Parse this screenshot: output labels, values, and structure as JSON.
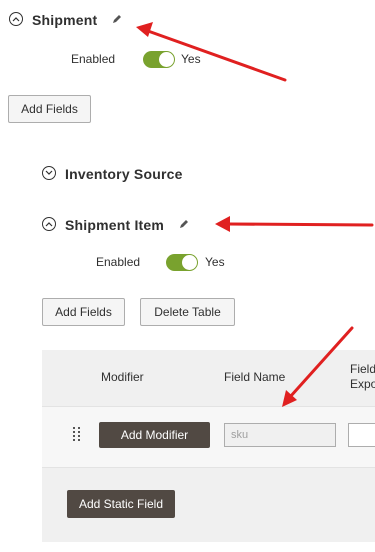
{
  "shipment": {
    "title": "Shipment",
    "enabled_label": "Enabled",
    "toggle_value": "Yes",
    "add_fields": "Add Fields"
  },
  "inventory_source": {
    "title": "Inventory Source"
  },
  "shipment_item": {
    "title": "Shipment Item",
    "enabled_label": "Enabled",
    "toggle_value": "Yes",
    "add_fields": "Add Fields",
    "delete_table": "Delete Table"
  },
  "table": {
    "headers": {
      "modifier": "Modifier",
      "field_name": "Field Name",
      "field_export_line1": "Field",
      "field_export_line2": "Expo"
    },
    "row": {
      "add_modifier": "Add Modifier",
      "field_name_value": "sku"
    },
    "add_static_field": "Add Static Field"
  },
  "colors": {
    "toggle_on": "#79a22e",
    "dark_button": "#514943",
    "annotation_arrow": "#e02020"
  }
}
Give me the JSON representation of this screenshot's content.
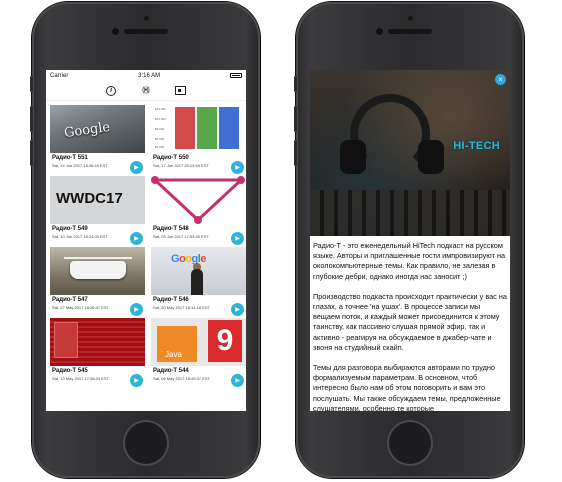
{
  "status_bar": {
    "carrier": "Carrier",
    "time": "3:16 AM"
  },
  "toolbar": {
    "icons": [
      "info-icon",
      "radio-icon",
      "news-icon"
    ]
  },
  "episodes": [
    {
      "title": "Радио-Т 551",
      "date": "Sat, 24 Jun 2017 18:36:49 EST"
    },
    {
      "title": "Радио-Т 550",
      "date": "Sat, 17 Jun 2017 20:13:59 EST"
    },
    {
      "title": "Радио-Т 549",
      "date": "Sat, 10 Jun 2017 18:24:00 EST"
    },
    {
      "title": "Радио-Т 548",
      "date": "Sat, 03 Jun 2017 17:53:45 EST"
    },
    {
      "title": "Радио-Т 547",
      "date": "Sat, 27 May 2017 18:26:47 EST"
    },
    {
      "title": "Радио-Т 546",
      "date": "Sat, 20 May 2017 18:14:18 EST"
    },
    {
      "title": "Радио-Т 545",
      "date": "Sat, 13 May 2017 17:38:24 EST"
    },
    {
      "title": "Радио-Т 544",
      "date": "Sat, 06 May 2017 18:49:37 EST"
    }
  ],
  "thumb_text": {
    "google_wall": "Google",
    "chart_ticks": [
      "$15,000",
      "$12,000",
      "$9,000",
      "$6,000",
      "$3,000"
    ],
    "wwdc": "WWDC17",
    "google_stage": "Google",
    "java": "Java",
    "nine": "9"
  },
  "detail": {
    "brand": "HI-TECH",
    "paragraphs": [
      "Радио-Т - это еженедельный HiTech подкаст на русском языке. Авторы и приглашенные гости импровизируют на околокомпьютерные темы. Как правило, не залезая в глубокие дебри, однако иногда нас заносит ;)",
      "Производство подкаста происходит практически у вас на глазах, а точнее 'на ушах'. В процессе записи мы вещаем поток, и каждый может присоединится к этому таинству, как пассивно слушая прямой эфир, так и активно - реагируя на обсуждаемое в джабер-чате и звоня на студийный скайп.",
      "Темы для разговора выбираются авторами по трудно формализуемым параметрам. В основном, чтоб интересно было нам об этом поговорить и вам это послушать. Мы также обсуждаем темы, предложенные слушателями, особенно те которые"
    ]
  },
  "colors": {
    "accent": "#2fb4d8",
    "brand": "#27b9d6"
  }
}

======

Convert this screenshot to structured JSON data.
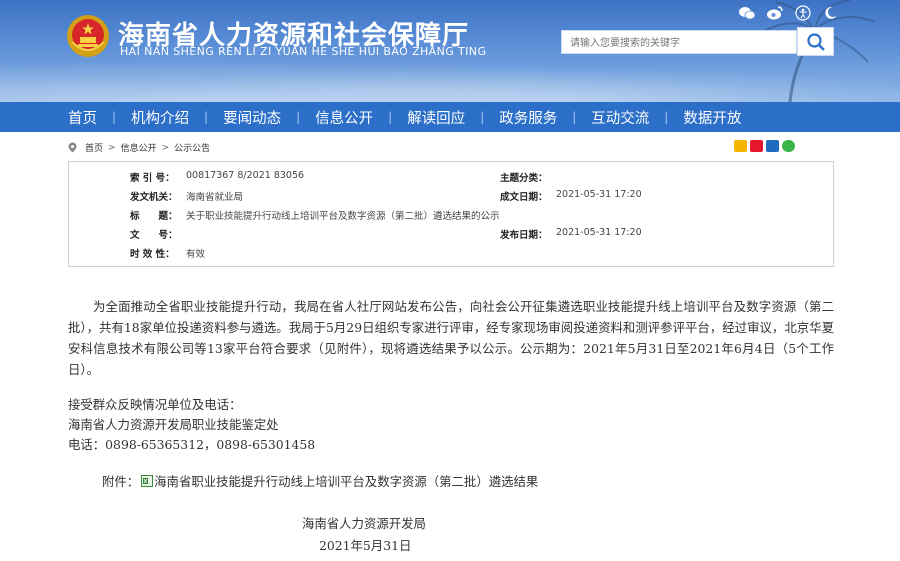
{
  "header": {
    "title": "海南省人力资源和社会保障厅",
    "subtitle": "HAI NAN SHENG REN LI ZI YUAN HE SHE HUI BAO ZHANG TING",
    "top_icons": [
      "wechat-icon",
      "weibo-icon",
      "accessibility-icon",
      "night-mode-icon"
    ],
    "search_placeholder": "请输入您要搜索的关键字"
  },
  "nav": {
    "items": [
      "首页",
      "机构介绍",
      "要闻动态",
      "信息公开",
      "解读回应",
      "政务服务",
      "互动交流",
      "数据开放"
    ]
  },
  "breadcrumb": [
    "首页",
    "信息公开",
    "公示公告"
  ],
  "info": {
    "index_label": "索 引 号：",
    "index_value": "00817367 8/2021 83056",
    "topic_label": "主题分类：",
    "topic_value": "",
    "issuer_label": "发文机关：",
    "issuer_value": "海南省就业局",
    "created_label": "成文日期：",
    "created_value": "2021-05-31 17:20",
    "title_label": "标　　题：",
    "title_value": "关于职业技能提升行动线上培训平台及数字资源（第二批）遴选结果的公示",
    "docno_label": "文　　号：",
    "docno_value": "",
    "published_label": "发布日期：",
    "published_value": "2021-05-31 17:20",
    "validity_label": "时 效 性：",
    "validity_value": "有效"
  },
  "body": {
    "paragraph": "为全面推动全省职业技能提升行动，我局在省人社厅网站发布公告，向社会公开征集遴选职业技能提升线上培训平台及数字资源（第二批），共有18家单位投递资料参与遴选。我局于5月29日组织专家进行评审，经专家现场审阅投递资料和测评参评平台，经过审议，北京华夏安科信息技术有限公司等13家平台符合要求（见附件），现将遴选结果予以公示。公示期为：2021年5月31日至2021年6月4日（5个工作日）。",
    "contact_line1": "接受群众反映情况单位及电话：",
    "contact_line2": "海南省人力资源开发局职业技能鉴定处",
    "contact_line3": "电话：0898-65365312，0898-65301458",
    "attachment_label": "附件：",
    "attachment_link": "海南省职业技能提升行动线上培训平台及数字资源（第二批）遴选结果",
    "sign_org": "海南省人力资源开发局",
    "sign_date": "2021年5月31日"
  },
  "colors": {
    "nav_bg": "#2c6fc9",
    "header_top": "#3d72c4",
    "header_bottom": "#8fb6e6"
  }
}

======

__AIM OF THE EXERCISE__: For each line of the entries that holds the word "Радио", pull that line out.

__RESULT BELOW__:
      "title": "Радио-Т 551",
      "title": "Радио-Т 550",
      "title": "Радио-Т 549",
      "title": "Радио-Т 548",
      "title": "Радио-Т 547",
      "title": "Радио-Т 546",
      "title": "Радио-Т 545",
      "title": "Радио-Т 544",
      "Радио-Т - это еженедельный HiTech подкаст на русском языке. Авторы и приглашенные гости импровизируют на околокомпьютерные темы. Как правило, не залезая в глубокие дебри, однако иногда нас заносит ;)",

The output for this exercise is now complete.